The Stop the Trawler Alliance welcomed Federal Labor’s commitment today to ban all super trawlers from Australia’s ecologically precious Small Pelagic Fishery.
Following concerted pressure and community backlash in Tasmania in particular, the Coalition government banned fishing vessels over 130m length from this fishery in 2014. However this only ruled out only a tiny handful of vessels in the global fleet. As demonstrated by the 95m Geelong Star, which unsuccessfully fished the Small Pelagic Fishery in 2015-16, this ban offered no meaningful protection for our oceans. The Geelong Star abandoned fishing our waters after failing to turn a profit and catching and killing unacceptable numbers of protected seals, dolphins and even a whale shark.
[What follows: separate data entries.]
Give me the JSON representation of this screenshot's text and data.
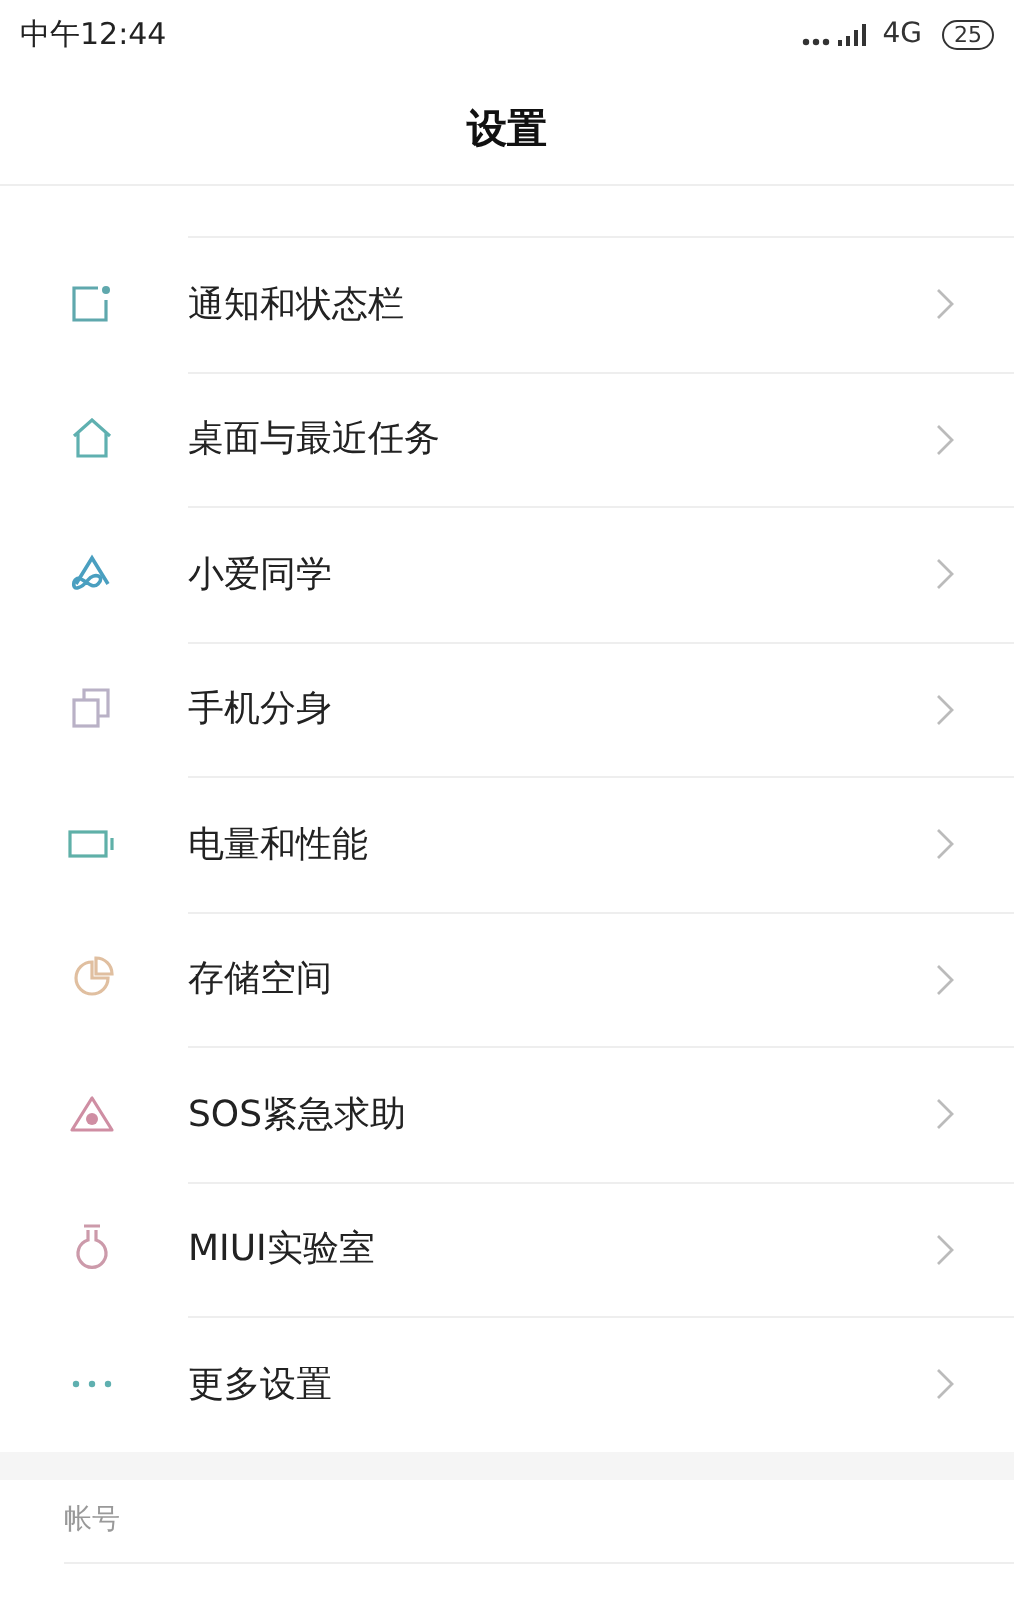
{
  "status_bar": {
    "time": "中午12:44",
    "network": "4G",
    "battery": "25"
  },
  "title": "设置",
  "items": [
    {
      "label": "通知和状态栏"
    },
    {
      "label": "桌面与最近任务"
    },
    {
      "label": "小爱同学"
    },
    {
      "label": "手机分身"
    },
    {
      "label": "电量和性能"
    },
    {
      "label": "存储空间"
    },
    {
      "label": "SOS紧急求助"
    },
    {
      "label": "MIUI实验室"
    },
    {
      "label": "更多设置"
    }
  ],
  "section_header": "帐号"
}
Federal Labor’s policy, if implemented, ensures that our small pelagic fish resources will not be industrialised.
“Australia’s small pelagic fish stocks are vital to the health of our oceans. They form the base of our marine food chains and are critical to supporting our marine wildlife and valuable tourism and recreational fisheries” said Adrian Meder, AMCS Fisheries Campaigner.
“On behalf of the community, the Stop the Trawler Alliance has been calling for a meaningful ban on factory freezer trawlers in the Small Pelagic Fishery for many years. We welcome this commitment,” said Laura Kelly, from Environment Tasmania.
“This announcement gives the fishing industry certainty that their reputation will no longer be tarnished by poorly-supported attempts to industrialise our Small Pelagic Fishery”
“The Australian community now has hope that industrial fishing through super trawlers may finally be ruled out of our oceans. The current 130m ban on fishing vessels is nothing more than smoke and mirrors” said Tasmanian recreational fisher Nobby Clark.
“We call on all parties to commit to banning supertrawlers, and call on the current government to introduce the ban as a matter of urgency,” said Jon Bryan from the Tasmanian Conservation Trust. “This ban will give significant protection to recreational fisheries and the marine environment.”
Australia should not be seeking to industrialise marginal fisheries by introducing fishing that has been banned elsewhere. Instead we should be aiming to do our best with the precious fishery resources we have already developed. Our Small Pelagic Fishery resource is most valuable when it is supporting marine wildlife, tourism and our recreational fisheries; not being shipped overseas for a few pennies or ground into aquaculture feed.
Adrian Meder 0414 814 981
Jon Bryan, Tasmanian Conservation Trust 0428 303 116
Neil ‘Nobby’ Clark, Recreational fisher, 0438 394 124